Earlier this year, we ate at The Slanted Door, Charles Phan’s famous Vietnamese restaurant. The Lovely and I ate at the bar, had some delicious oysters and shared a few other plates as we ate and drank our way through the entire Ferry Building. Going to The Slanted Door was a near pilgrimage for us because we have been making this dish of his forever.
I first made this black pepper chicken thigh recipe around 1998 and have likely made it over 150 times. It is a great introduction to the hot, sour, salty sweet flavors of Vietnamese food. It can also be made in 30 minutes and many of the ingredients are pantry staples. Fish Sauce is available in most big supermarkets, however buy it at an Asian market if you can, It is much less expensive, and likely more authentic. I use exactly two medium serrano peppers, sliced longways and leave the seeds in. Sometimes, depending on the potency of the serrano, It can render the dish really spicy. Experiment with the amount of peppers to adjust to your own heat tolerances. I like hot food, but cannot tolerate it as much as the Lovely, so I suspect 2 serranos is a good starting point. Boneless, skinless chicken thighs work perfectly in this dish because the sauce needs a solid 15-20 minutes to cook down to a syrupy consistency. Be patient!
Recipe. Serves four.
1/2 cup dark brown sugar
1/4 plus two tablespoons cup fish sauce (I use 3 crabs brand)
1/4 cup water
3 tablespoons rice vinegar
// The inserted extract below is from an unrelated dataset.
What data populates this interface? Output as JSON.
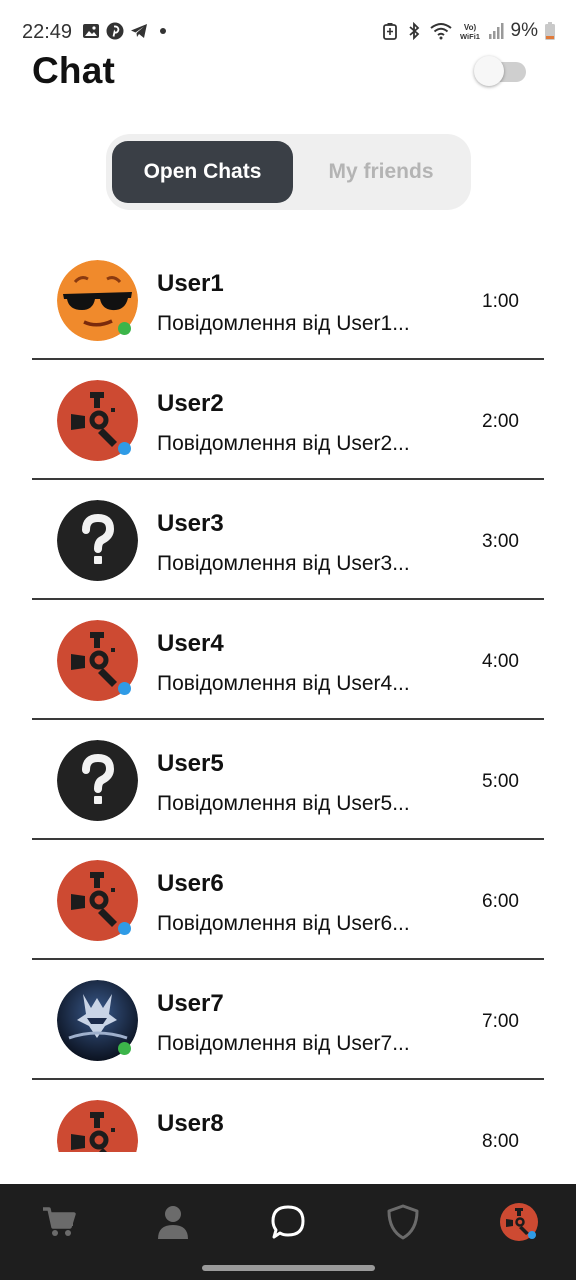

2 teaspoons chopped garlic
2 tablespoons grated fresh ginger
1 tablespoon coarsely ground black pepper
2 serrano chiles, sliced lengthwise, seeds and ribs left in
1 tablespoon canola oil
2 large shallots, thinly sliced
one pound boneless, skinless chicken thighs, cut into one inch pieces
steamed jasmine rice
In a bowl, combine the first 8 ingredients, and stir well to disolve the sugar.
In a deep skillet, heat the oil and add the sliced shallot. When the shallot is wilted, add the fish sauce mixture and the chicken and simmer for 15 to 20 minutes on medium high heat until the sauce is thick, like pancake syrup.
Serve with the steamed jasmine rice. An oaky California Chardonnay pairs well, as does a dry Riesling.